This Saturday, John Rice will get up with the sunrise, put on his pair of athletic shoes and step outside to start running. When he finishes he will have gone 20 miles, the longest single distance he has ever run.
Rice, 62, is nearing the final weeks of his training for the P.F. Chang’s Rock ‘n’ Roll Marathon on Jan. 17. The full marathon will be his first, and he’s summoning his usual reasons for taking to the road: the benefits to his health, the opportunity it provides him to think during those first few easy-going miles and, finally, because he considers himself, by identity, to be a runner. He enjoys doing it.
“I know the roads I run really well,” Rice said. “I know where all the little cracks are.”
But he will also run for a reason that is likely unique to the marathon’s 30,000 other participants: the education of 240 students at Hoang Van Thu Junior High School in Vietnam.
A year ago, Rice was put in touch with John Craven, with whom he served in the “A” Company of the U.S. Army’s 70th Battalion during the Vietnam War. The two hadn’t spoken to each other in 40 years, so Craven and his wife, Gail, flew from their home in Michigan to Phoenix to pay Rice and his family a visit.
Rice learned that Craven had become involved with the DOVE Fund, an organization of veterans that works to construct schools and provide other amenities for the citizens of Vietnam. Through DOVE, Craven had raised enough money to construct a junior high school near a former base camp where he and Rice were stationed in 1969.
Craven made his first return trip to Vietnam in 2007, apprehensive about the effect it would have on him. But the experience turned out to be a positive one.
“I went back there hesitantly because I didn’t know what I was going to come upon,” he said. “What I wasn’t counting on was the amount of healing that happened.’
When he returned home, Craven began traveling to Rotary clubs in the Midwest, petitioning its members for money to build a new school in Vietnam. He would need to raise $50,000 to supplement the $13,000 provided by the local Vietnamese government. Today, Craven estimates he is $5,000 shy of having the school fully paid off.
In April of this year, Craven returned once more to Vietnam for a dedication ceremony and to place a plaque outside of the school that honors three soldiers of “A” Company – George Davenport Jr., Wayne Elkins Sr. and William McLaughlin – who were killed in a bunker accident on Oct. 4, 1969.
Helping build the school encouraged Craven to confront the troubling inner remnants of his time in Vietnam.

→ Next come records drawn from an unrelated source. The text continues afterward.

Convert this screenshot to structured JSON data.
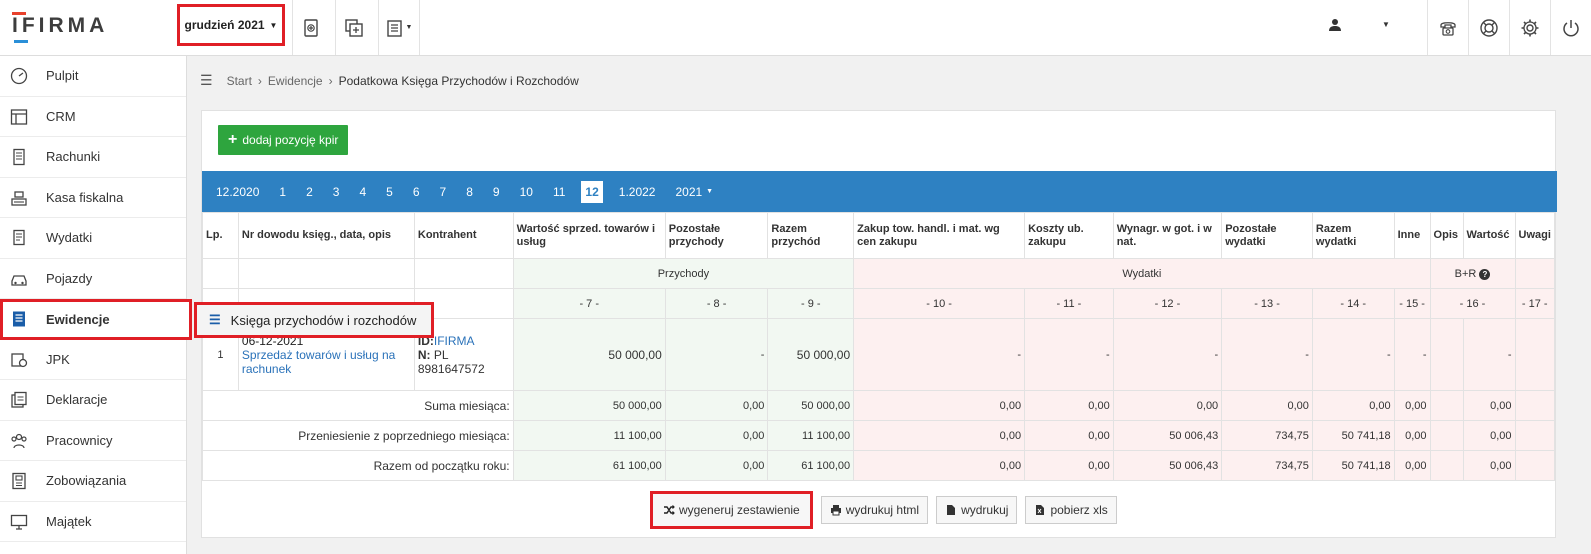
{
  "logo": "IFIRMA",
  "period": {
    "label": "grudzień 2021"
  },
  "sidebar": {
    "items": [
      {
        "label": "Pulpit",
        "icon": "gauge-icon"
      },
      {
        "label": "CRM",
        "icon": "layout-icon"
      },
      {
        "label": "Rachunki",
        "icon": "receipt-icon"
      },
      {
        "label": "Kasa fiskalna",
        "icon": "cash-register-icon"
      },
      {
        "label": "Wydatki",
        "icon": "expenses-icon"
      },
      {
        "label": "Pojazdy",
        "icon": "car-icon"
      },
      {
        "label": "Ewidencje",
        "icon": "ledger-icon"
      },
      {
        "label": "JPK",
        "icon": "jpk-icon"
      },
      {
        "label": "Deklaracje",
        "icon": "declarations-icon"
      },
      {
        "label": "Pracownicy",
        "icon": "employees-icon"
      },
      {
        "label": "Zobowiązania",
        "icon": "obligations-icon"
      },
      {
        "label": "Majątek",
        "icon": "monitor-icon"
      }
    ],
    "submenu": "Księga przychodów i rozchodów"
  },
  "breadcrumb": {
    "start": "Start",
    "ewidencje": "Ewidencje",
    "current": "Podatkowa Księga Przychodów i Rozchodów"
  },
  "add_button": "dodaj pozycję kpir",
  "months": {
    "prev": "12.2020",
    "list": [
      "1",
      "2",
      "3",
      "4",
      "5",
      "6",
      "7",
      "8",
      "9",
      "10",
      "11",
      "12"
    ],
    "selected": "12",
    "next": "1.2022",
    "year": "2021"
  },
  "table": {
    "headers": {
      "lp": "Lp.",
      "nr": "Nr dowodu księg., data, opis",
      "kontrahent": "Kontrahent",
      "c7": "Wartość sprzed. towarów i usług",
      "c8": "Pozostałe przychody",
      "c9": "Razem przychód",
      "c10": "Zakup tow. handl. i mat. wg cen zakupu",
      "c11": "Koszty ub. zakupu",
      "c12": "Wynagr. w got. i w nat.",
      "c13": "Pozostałe wydatki",
      "c14": "Razem wydatki",
      "c15": "Inne",
      "c16a": "Opis",
      "c16b": "Wartość",
      "c17": "Uwagi"
    },
    "groups": {
      "przychody": "Przychody",
      "wydatki": "Wydatki",
      "br": "B+R"
    },
    "colnums": [
      "- 7 -",
      "- 8 -",
      "- 9 -",
      "- 10 -",
      "- 11 -",
      "- 12 -",
      "- 13 -",
      "- 14 -",
      "- 15 -",
      "- 16 -",
      "- 17 -"
    ],
    "row": {
      "lp": "1",
      "date": "06-12-2021",
      "desc": "Sprzedaż towarów i usług na rachunek",
      "id_label": "ID:",
      "id_value": "IFIRMA",
      "n_label": "N:",
      "n_value": "PL 8981647572",
      "c7": "50 000,00",
      "c8": "-",
      "c9": "50 000,00",
      "c10": "-",
      "c11": "-",
      "c12": "-",
      "c13": "-",
      "c14": "-",
      "c15": "-",
      "c16": "-"
    },
    "sums": [
      {
        "label": "Suma miesiąca:",
        "c7": "50 000,00",
        "c8": "0,00",
        "c9": "50 000,00",
        "c10": "0,00",
        "c11": "0,00",
        "c12": "0,00",
        "c13": "0,00",
        "c14": "0,00",
        "c15": "0,00",
        "c16": "0,00"
      },
      {
        "label": "Przeniesienie z poprzedniego miesiąca:",
        "c7": "11 100,00",
        "c8": "0,00",
        "c9": "11 100,00",
        "c10": "0,00",
        "c11": "0,00",
        "c12": "50 006,43",
        "c13": "734,75",
        "c14": "50 741,18",
        "c15": "0,00",
        "c16": "0,00"
      },
      {
        "label": "Razem od początku roku:",
        "c7": "61 100,00",
        "c8": "0,00",
        "c9": "61 100,00",
        "c10": "0,00",
        "c11": "0,00",
        "c12": "50 006,43",
        "c13": "734,75",
        "c14": "50 741,18",
        "c15": "0,00",
        "c16": "0,00"
      }
    ]
  },
  "buttons": {
    "generate": "wygeneruj zestawienie",
    "print_html": "wydrukuj html",
    "print": "wydrukuj",
    "xls": "pobierz xls"
  }
}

“That put me on the process of dealing with the thoughts, emotions and hidden scars that I had to deal with,” he said. “What they call ‘survivor’s guilt’ ate away at me all these years.”
It so happened that Rice had been researching charities for which he could raise money by running. To support Hoang Van Thu Junior High seemed to him the opportune cause.

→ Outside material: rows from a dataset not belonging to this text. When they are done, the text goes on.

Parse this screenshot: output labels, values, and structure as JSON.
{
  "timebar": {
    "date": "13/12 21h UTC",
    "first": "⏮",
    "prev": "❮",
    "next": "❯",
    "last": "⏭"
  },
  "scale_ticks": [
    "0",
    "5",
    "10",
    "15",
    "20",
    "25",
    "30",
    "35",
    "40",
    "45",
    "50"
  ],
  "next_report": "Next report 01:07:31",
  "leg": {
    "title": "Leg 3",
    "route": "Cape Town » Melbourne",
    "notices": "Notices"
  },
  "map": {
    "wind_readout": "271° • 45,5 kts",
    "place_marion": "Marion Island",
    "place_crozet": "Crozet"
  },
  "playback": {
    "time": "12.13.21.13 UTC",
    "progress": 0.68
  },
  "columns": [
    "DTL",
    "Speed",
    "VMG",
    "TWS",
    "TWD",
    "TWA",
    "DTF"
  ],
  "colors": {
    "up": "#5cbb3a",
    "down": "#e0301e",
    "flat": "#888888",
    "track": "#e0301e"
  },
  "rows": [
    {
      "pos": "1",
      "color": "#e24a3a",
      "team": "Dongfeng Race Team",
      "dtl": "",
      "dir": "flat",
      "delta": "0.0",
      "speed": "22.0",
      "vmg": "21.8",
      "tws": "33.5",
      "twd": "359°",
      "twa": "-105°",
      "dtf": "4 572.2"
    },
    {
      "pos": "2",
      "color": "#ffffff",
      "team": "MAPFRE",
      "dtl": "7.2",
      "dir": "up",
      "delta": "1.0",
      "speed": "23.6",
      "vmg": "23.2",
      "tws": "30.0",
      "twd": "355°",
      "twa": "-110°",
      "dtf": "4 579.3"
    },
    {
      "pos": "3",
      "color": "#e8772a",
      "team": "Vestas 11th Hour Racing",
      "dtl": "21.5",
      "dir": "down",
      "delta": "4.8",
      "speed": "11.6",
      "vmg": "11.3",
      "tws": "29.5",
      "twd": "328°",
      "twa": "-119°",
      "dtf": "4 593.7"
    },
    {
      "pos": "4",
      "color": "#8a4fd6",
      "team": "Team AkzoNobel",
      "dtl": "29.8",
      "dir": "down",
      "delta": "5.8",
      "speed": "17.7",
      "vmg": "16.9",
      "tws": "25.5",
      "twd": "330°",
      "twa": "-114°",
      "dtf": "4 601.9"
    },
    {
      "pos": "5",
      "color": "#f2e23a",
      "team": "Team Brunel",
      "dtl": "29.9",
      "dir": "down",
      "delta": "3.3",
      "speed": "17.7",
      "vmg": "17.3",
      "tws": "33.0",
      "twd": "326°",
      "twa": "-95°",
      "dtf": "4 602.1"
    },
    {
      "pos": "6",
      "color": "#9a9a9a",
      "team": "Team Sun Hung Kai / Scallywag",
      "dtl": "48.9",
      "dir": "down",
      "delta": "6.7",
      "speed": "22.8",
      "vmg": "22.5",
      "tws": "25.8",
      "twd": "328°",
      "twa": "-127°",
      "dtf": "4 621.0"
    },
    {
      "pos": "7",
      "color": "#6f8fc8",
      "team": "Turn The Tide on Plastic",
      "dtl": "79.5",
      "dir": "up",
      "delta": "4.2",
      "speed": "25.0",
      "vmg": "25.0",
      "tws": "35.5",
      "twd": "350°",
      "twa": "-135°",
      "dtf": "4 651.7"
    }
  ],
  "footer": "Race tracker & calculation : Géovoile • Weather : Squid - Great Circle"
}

“I made the decision I would do something to help him,” Rice said.
He set up a Web site to chronicle his training and provide an easy channel for donations. He soon started receiving contributions from people he hadn’t spoken to in years, many attached with notes of encouragement.

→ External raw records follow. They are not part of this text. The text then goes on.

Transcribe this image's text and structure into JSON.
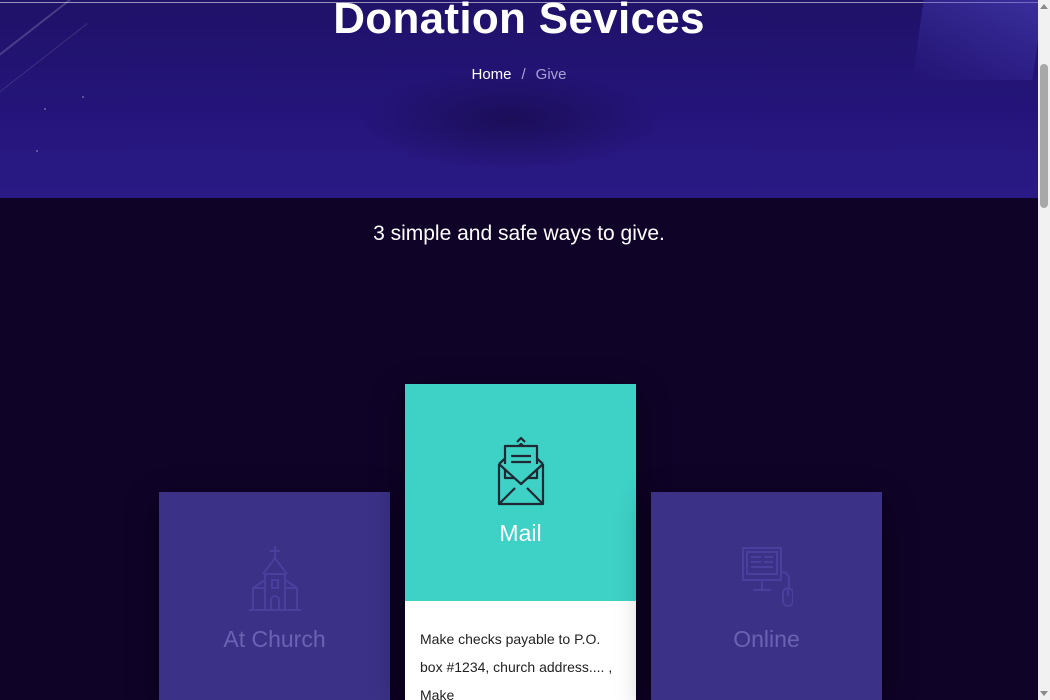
{
  "hero": {
    "title": "Donation Sevices",
    "breadcrumb": {
      "home": "Home",
      "separator": "/",
      "current": "Give"
    }
  },
  "intro": {
    "tagline": "3 simple and safe ways to give."
  },
  "cards": [
    {
      "label": "At Church",
      "icon": "church-icon"
    },
    {
      "label": "Mail",
      "icon": "mail-envelope-icon",
      "description": "Make checks payable to P.O. box #1234, church address.... , Make"
    },
    {
      "label": "Online",
      "icon": "computer-icon"
    }
  ],
  "colors": {
    "hero_bg": "#24147a",
    "page_bg": "#0f0328",
    "card_bg": "#3b3187",
    "accent_teal": "#3ed1c6",
    "card_label_muted": "#6a62b2"
  }
}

As his training became more rigorous, Rice began setting personal milestones for distance almost every weekend. His effort during the latter miles of a long run became almost entirely mental, suppressing the voice in his head that says “quit,” “enough” and “too much.”
“My mentality becomes ‘a mile at a time,’” he said. “I just say to myself ‘I’ve run 16 miles, only one more to go’ and then, ‘I’ve run 17 miles, only one more to go.’” And so on.
Now, with the marathon in three weeks, only two uncertainties remain: the amount of time it will take him to finish – he’ll be satisfied with a total time of four-and-a-half hours – and how he will feel when it’s over. But he will finish, of that he is certain.
During their revived correspondence, Craven said something that deeply affected Rice: that his effort with DOVE was about “finishing the mission that was started in 1969.” The mission is, in his belief, to help the Vietnamese people.
For Rice, it is once again a mission worth lending his time and talents.
“We took care of the kids and worried about them back then, and we still do.”
Ahwatukee Foothills resident Robert Oppermann is interning this semester for the Ahwatukee Foothills News. He is a senior at Michigan State University and can be reached at firstname.lastname@example.org.